44 Fred Milson, Youth in a Changing Society (Boston: Routledge and Kegan Paul, 1972), 29.

45 Jackson W. Carroll, Mainline to the Future (Louisville, KY: Westminster John Knox Press, 2000), 10-11.

46 Alasdair MacIntyre, After Virtue: A Study in Moral Theory, 3rd edition (South Bend, IN: University of Notre Dame Press, 2007).

47 Kraft, Christianity in Culture, 247.

48 Atherstone, “The Implications of Semper Reformanda,” 34.

49 Koffeman, “Ecclesia Reformata Semper Reformanda,” 3.

50 Jackson Carroll provides an excellent sociological analysis of this post-traditionalist impulse in his book, Mainline to the Future. I was first introduced to the phrase, “throwing the baby out with the baptismal water,” as a way of describing the post-traditional impulse by Clayton J. Schmit in Sent and Gathered: A Worship Manual for the Missional Church (Grand Rapids: Baker Academic, 2009), 128.

51 Atherstone, “The Implications of Semper Reformanda,” 36.

52 Ibid., 38.

53 Ibid.

54 As quoted in Atherstone, “The Implications of Semper Reformanda,” 38.

55 As quoted by Atherstone, “The Implications of Semper Reformanda,” 39.

56 Shawna Songer Gaines & Timothy R. Gaines, A Seat at the Table: A Generation Reimagining Its Place in the Church (Kansas City: Beacon Hill Press, 2012); Andrew C. Thompson (ed.), Generation Rising: A Future with Hope for the United Methodist Church (Nashville, TN: Abingdon Press, 2011); Neal D. Presa (ed.), Insights from the Underside: An Intergenerational Conversation of Ministers (Elizabeth, NJ: Broadmind Press, 2008).

57 Ronald J. Sider & Ben Lowe. The Future of Our Faith: An Intergenerational Conversation on Critical Issues Facing the Church (Grand Rapids: Brazos Press, 2016), 1.

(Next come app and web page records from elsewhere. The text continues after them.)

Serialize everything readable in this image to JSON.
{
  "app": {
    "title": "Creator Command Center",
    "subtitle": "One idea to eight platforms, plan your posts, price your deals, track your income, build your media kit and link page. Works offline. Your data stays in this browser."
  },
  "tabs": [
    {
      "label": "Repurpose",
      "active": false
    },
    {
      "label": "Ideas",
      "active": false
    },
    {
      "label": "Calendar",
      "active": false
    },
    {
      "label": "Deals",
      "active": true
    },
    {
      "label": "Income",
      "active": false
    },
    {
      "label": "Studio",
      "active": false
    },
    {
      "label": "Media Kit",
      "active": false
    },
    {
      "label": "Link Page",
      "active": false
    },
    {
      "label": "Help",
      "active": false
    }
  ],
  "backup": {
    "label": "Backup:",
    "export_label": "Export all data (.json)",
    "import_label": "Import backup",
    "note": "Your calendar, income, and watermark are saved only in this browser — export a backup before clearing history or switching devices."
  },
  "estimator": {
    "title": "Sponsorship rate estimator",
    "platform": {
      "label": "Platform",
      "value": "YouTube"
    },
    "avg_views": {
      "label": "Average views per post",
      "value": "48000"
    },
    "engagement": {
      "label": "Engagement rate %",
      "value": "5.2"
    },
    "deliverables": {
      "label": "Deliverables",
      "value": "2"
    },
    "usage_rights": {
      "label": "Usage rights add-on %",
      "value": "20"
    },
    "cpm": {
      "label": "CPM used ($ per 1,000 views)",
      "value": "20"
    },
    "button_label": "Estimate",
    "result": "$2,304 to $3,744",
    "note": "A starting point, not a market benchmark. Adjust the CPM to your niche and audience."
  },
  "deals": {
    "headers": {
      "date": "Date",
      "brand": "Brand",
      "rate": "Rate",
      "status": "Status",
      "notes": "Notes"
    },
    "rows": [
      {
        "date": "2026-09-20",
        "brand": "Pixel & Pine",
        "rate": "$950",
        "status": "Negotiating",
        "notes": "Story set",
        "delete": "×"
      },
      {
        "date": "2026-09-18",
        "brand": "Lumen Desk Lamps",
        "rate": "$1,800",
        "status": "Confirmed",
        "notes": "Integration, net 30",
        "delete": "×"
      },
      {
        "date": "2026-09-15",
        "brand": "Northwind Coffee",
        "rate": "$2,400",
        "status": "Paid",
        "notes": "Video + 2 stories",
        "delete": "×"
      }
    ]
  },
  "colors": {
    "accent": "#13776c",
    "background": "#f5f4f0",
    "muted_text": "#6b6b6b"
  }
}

58 Ibid., 4. While they acknowledge that they “can’t claim to speak for [their] respective generations,” Sider and Lowe write with the awareness that they “do speak from them” (5).

59 Ibid., 3.

60 Ibid., 216-217.

61 Case-Winters, “Ecclesia Reformata, Semper Reformanda.”